Numbers matter, so here are a few to ponder. 3, 6, 12, 52. All are approximate, even a little arbitrary-give or take a few digits. But each needs to be considered as we bemoan the state and fate of theKingdom of Nepal.
The first is the number of months that the country has been under a state of emergency. Three months, 90 days, one-quarter of a year. If you're an insect, that's a long time, possibly a generation or six. For us Homo sapiens, it's barely a blink of our bloodshot eyes.
Six is the number of years that Nepal's Maoists have been battling for their particular version of utopia. They fired their first shots-as if we could forget-on 13 February, 1996. That may seem a long time ago but it wasn't. It was less than a decade, a third of a generation in human terms-six governments ago, if you count the caretaker administration formed before the last general election.
Measuring such a devastating revolt in years or months, then declaring it short, may seem callous when you look at the cost in lives and lost opportunity for development, but it should focus the mind.
As for 12, that's the number of years since the officially approved start of the democracy movement in Nepal-7 Falgun, 2046, now observed as Democracy Day. It's not much of a trial period, let alone a chance to really give something a good, meaningful go before pronouncing it unworkable.
The Maoists only waited six years and war is being waged against them. Who then can say that twelve years is adequate time to sit in judgement of an unwieldy yet appropriate system of organisation that was wisely described once as the "least worst" way to govern society? Not I.
Finally, there's 51, an approximate measure of the years that have passed since Nepalis were more or less quit of the cynical and corrupt oligarchy that had ruled since the Kot massacre of 1846. It's been just over half-a-century since this country started striving to be a nation-state in the modern sense. "Striving" is the key word. Accountable government, transparent relations between citizens and state, rights, responsibilities, none of these things happen quickly or by fiat. They took centuries to arrive in the west, where regimes and other centres of power like the Catholic Church spent those dark ages before the flowering of democracy making mistakes and bullying the populace. There were revolutions galore, philosophical discourse ad naseum and countless attempts and failures to reform.
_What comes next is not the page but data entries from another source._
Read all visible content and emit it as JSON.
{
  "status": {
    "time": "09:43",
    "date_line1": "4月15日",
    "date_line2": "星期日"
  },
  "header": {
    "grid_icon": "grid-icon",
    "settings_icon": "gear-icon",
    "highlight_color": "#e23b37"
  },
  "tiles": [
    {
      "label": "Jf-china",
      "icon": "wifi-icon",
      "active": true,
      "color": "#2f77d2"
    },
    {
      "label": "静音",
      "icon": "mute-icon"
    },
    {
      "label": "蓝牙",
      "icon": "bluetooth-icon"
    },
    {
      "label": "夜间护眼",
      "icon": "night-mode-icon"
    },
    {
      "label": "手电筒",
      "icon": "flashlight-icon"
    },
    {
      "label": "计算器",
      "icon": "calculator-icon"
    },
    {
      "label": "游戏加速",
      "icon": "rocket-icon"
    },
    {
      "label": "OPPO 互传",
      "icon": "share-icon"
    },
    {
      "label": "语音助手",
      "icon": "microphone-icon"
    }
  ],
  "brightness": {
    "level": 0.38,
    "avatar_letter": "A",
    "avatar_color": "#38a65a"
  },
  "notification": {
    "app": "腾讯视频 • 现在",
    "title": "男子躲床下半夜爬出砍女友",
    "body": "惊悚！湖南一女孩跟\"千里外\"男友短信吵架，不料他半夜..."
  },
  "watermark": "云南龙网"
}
None of this is an attempt to excuse failure or provide empty comfort. Nor should any sense of urgency be lessened by awareness of time and how long it takes to bring meaningful change to a bad situation. But isn't it worth keeping in mind that in the overall of march of political events around the world, Nepal is a fledgling democracy, however beleaguered?
I submit that this land, full of strong, resilient people of good will, needs to be given time to deal with its problems and decide on its approach to modernity and development.
Development, as defined by the aidocracy that exercises such influence here, is partly to blame. Countries that took centuries to develop politically and economically throw promiscuous amounts of money into places that have barely emerged from the shadow of colonialism or autocracy.
Experts on short assignments, and their political masters at home, demand quick results, quick fixes, in short, unsustainable solutions to deeply rooted, often-ancient problems. Lately, they even impose political imperatives spawned in overseas think tanks, or appealing to electorates half a world away and irrelevant at ground zero in Nepal. Measuring "human development" year on year is a good example of this. A worthy exercise up to a point, but largely unconnected to the self-evident notion that reform and improvement happen over varying and usually long periods of time.
So too the demands of democratic politics tarnish and diminish the search for meaningful change. Getting elected and staying in power are imperatives measured in days and weeks, not in the decades and generations needed for real improvement in the lot of the people. Yet don't forget, no better system has emerged to date.
And finally, there's my own lot, the media. We have a lot to answer for. We compress time into minutes and-spurred by competition and relentless demand for "fresh content"-hurl each newly apparent bit of information into the void. It all impacts upon the perception that things are poorly, and getting worse with no hope in sight. Until it heaves into view, that is, and I'm sure it will. Given time.
The gift of time is exceedingly precious, no more so than in a place like Nepal, starved of context and perspective in a modern age that seems doomed to repeat the countless errors of the past.